With regard to the sixth factor, we believe petitioner's needs were taken into consideration in determining the amount of the car payments. Thus, this factor favors treating the payments as alimony.
Finally, with regard to the seventh factor, a separate provision for support (Paragraph 11) was clearly enunciated in the Agreement, declaring these support payments deductible by Mr. Rangos and taxable to petitioner. This factor favors treating the automobile payments as part of a property settlement.
Upon analyzing the seven aforementioned factors, we conclude that Mr. Rangos and petitioner intended the automobile payments to be part of a property settlement. See Kohn v. Kohn, 364 A.2d 350, 353 (Pa. Super. Ct. 1976). In reaching our conclusion, we found that petitioner credibly testified to the circumstances surrounding execution of the Agreement, its intent, and subsequent performance.
Although the language of Paragraph 12 does not provide for the tax treatment of the automobile payments, elsewhere the Agreement specifically declares the tax treatment of certain items: (1) Paragraph 8 states that Mr. Rangos is entitled to the dependency exemptions for the minor children; (2) Paragraph 11 states that the payments made pursuant to this paragraph are to be includable in petitioner's income and deductible as an expense by Mr. Rangos; and (3) Paragraph 16 refers to deficiencies and refunds regarding petitioner and Mr. Rangos' 1971 and 1972 income tax returns.
We believe that had petitioner and Mr. Rangos intended Paragraph 12 to involve taxable alimony, they would have said so. Moreover, Paragraph 12 states that "The use of said motor vehicle shall be at no expense to the Wife except the cost of the operation, maintenance and repair." (Emphasis added.) This sentence, along with petitioner's credible testimony, supports our conclusion that the parties did not intend for petitioner to include the automobile payments as income.
Ambiguous language in a contract is to be resolved against the drafter of the agreement.
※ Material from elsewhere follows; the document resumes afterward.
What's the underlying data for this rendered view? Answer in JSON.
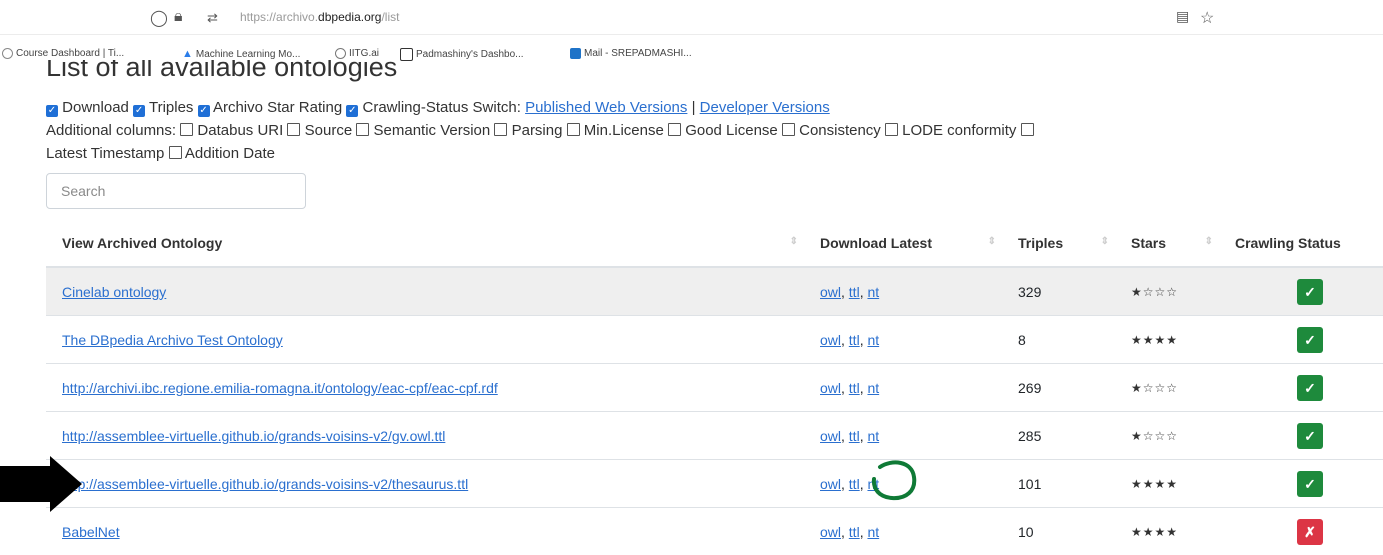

Rink v. Commissioner [Dec. 48,969], 100 T.C. 319, 328 n.8 (1993), affd. [95-1 USTC ╤ 50,092] 47 F.3d 168 (6th Cir. 1995); see, e.g., United States v. Seckinger, 397 U.S. 203, 216 (1970). Accordingly, we construe any ambiguity of Paragraph 12 against Mr. Rangos.
Considering all the facts and circumstances, we hold that the amounts paid by Mr. Rangos for the purpose of furnishing petitioner with an automobile in 1991 and 1994 are in the nature of a property settlement, and therefore not includable in her income for those years.
To reflect the foregoing and respondent's concessions,
Decisions will be entered for petitioner.